Collection entries:
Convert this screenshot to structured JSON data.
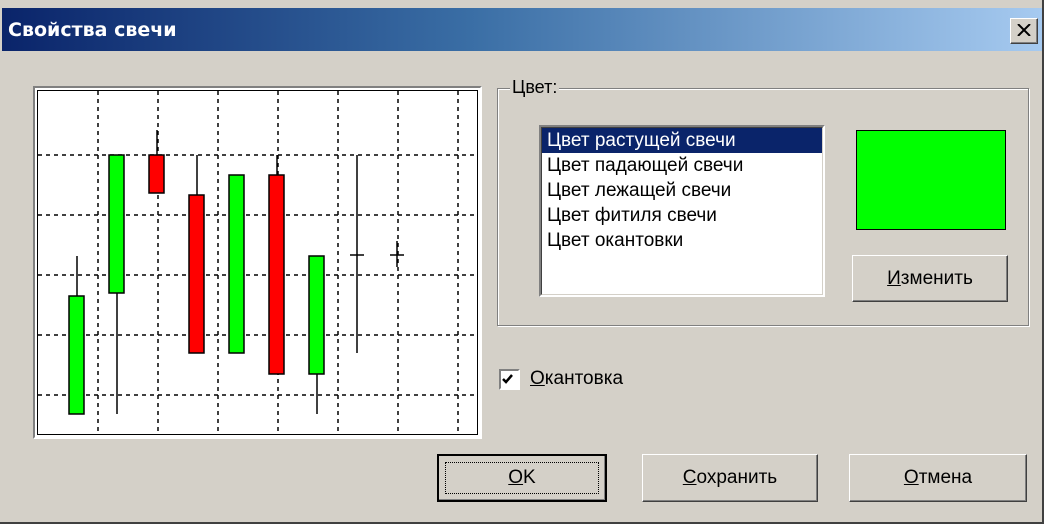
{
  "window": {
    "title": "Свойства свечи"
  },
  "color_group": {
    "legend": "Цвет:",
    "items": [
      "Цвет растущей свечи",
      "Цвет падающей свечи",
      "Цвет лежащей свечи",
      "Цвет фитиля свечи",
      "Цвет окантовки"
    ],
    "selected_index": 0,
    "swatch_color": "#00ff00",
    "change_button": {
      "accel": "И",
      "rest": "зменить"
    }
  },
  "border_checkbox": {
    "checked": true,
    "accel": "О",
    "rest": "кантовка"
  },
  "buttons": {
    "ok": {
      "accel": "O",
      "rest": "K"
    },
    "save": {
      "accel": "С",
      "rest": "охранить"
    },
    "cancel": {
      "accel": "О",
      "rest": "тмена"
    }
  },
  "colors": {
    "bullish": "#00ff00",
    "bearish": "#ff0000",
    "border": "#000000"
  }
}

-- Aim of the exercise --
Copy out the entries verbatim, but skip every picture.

-- The answer --
Convert this screenshot to structured JSON data.
{
  "window": {
    "title": "Свойства свечи"
  },
  "color_group": {
    "legend": "Цвет:",
    "items": [
      "Цвет растущей свечи",
      "Цвет падающей свечи",
      "Цвет лежащей свечи",
      "Цвет фитиля свечи",
      "Цвет окантовки"
    ],
    "selected_index": 0,
    "swatch_color": "#00ff00",
    "change_button": {
      "accel": "И",
      "rest": "зменить"
    }
  },
  "border_checkbox": {
    "checked": true,
    "accel": "О",
    "rest": "кантовка"
  },
  "buttons": {
    "ok": {
      "accel": "O",
      "rest": "K"
    },
    "save": {
      "accel": "С",
      "rest": "охранить"
    },
    "cancel": {
      "accel": "О",
      "rest": "тмена"
    }
  },
  "colors": {
    "bullish": "#00ff00",
    "bearish": "#ff0000",
    "border": "#000000"
  }
}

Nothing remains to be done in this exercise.